Component data from apps and pages
---+---

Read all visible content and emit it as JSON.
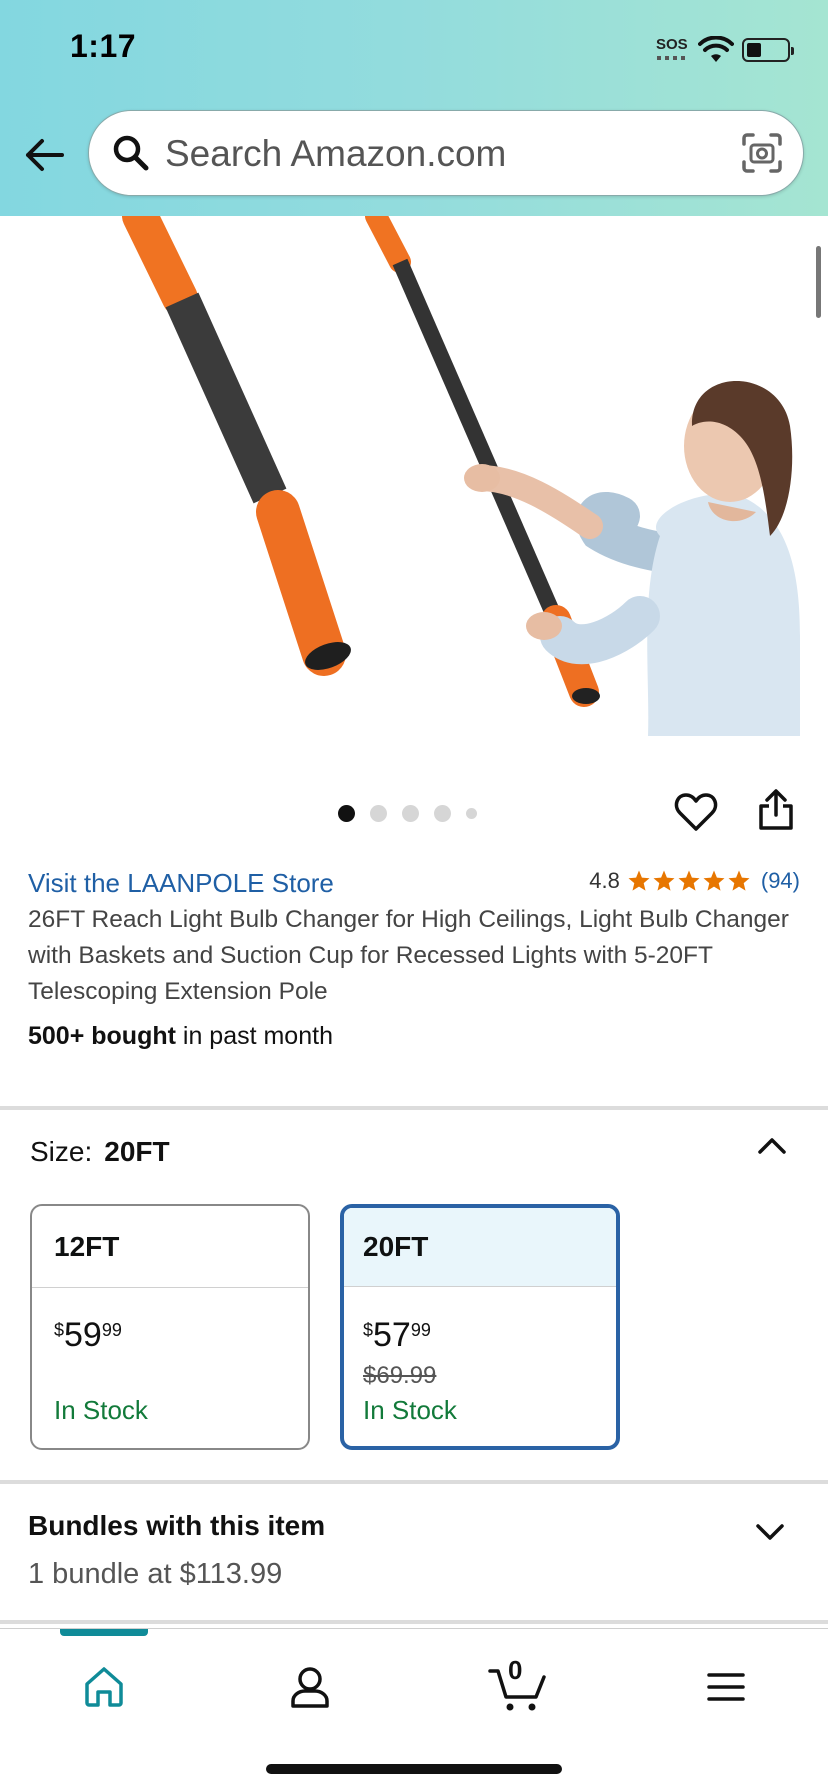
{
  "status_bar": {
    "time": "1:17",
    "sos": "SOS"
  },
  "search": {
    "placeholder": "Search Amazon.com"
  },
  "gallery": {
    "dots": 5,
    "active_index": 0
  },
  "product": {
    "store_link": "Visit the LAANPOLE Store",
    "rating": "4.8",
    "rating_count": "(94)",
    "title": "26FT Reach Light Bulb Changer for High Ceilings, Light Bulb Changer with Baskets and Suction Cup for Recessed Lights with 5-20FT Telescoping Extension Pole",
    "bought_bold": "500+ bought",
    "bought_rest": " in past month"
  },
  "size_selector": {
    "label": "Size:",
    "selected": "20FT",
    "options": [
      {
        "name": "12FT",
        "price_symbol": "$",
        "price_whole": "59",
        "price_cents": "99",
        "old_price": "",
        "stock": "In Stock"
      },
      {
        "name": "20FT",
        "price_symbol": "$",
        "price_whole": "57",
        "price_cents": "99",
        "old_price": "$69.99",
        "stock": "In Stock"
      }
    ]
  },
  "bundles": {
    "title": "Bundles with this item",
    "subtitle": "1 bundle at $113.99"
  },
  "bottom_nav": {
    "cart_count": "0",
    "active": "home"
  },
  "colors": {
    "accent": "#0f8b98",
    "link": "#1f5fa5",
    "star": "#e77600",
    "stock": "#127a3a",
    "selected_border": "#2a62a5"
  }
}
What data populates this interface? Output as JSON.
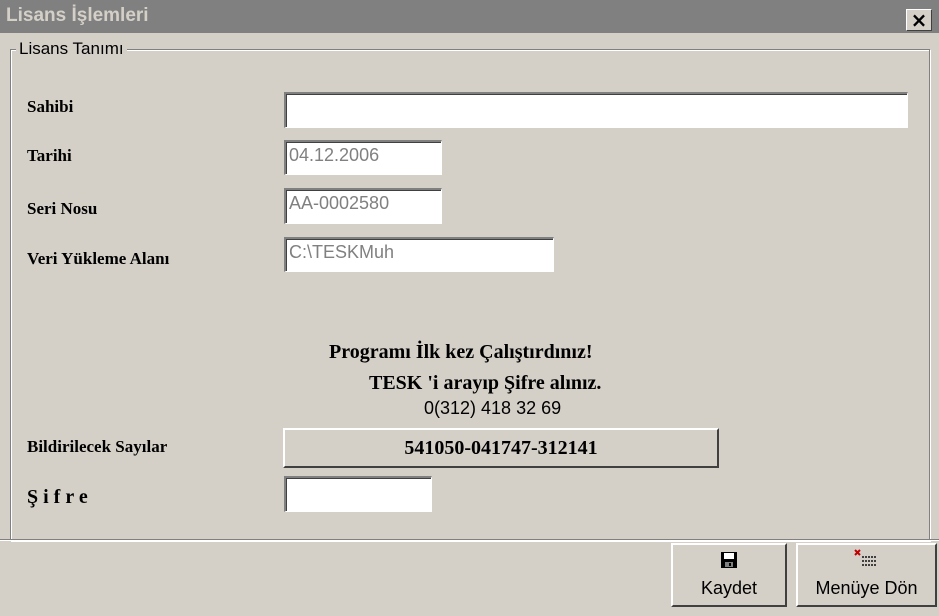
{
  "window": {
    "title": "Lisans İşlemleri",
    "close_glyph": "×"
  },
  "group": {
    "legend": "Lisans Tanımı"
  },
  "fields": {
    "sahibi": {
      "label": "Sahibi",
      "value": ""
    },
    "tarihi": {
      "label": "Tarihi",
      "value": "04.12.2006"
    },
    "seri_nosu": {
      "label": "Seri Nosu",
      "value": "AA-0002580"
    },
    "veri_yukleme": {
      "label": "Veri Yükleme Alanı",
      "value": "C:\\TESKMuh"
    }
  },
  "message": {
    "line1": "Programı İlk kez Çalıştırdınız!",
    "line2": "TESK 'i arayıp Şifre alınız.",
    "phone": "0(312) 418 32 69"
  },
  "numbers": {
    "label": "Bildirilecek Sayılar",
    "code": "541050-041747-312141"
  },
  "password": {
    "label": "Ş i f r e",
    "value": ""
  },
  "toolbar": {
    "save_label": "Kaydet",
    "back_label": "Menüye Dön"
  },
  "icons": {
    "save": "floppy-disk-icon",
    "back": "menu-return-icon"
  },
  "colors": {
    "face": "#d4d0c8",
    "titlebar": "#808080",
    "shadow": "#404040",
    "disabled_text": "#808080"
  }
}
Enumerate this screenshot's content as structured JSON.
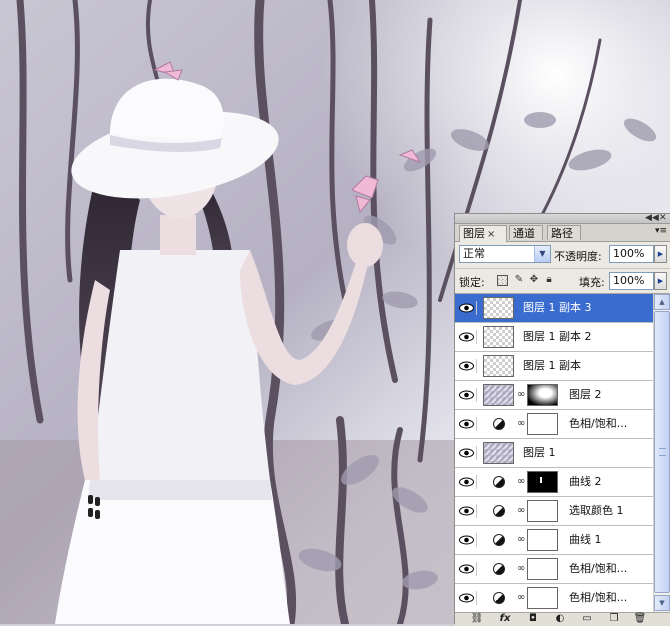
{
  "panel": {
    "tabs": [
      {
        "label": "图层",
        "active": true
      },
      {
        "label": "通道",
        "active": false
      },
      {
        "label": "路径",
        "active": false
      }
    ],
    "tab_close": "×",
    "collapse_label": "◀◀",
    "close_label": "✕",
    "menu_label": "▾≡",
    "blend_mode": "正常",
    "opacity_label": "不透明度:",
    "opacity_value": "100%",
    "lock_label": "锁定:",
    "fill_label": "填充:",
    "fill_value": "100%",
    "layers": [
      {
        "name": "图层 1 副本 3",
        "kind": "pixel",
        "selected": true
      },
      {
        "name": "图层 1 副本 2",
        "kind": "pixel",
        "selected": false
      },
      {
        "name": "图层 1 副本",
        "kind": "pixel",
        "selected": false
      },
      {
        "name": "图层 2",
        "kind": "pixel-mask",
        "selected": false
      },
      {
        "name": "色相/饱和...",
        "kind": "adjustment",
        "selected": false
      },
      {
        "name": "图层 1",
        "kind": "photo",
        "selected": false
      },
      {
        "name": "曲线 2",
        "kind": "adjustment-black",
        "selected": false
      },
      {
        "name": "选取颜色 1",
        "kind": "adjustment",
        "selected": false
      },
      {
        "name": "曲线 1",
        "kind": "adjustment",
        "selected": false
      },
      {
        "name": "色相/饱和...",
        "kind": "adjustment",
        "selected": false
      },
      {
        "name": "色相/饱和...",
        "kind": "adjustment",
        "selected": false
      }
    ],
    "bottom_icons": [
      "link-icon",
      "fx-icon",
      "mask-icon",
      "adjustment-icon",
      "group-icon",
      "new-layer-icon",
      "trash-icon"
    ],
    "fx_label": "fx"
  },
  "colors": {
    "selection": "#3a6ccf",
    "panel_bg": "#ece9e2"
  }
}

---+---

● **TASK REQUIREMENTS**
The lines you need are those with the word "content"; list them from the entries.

● **RESULT**
Read all visible content and emit it as JSON.
Enumerate this screenshot's content as structured JSON.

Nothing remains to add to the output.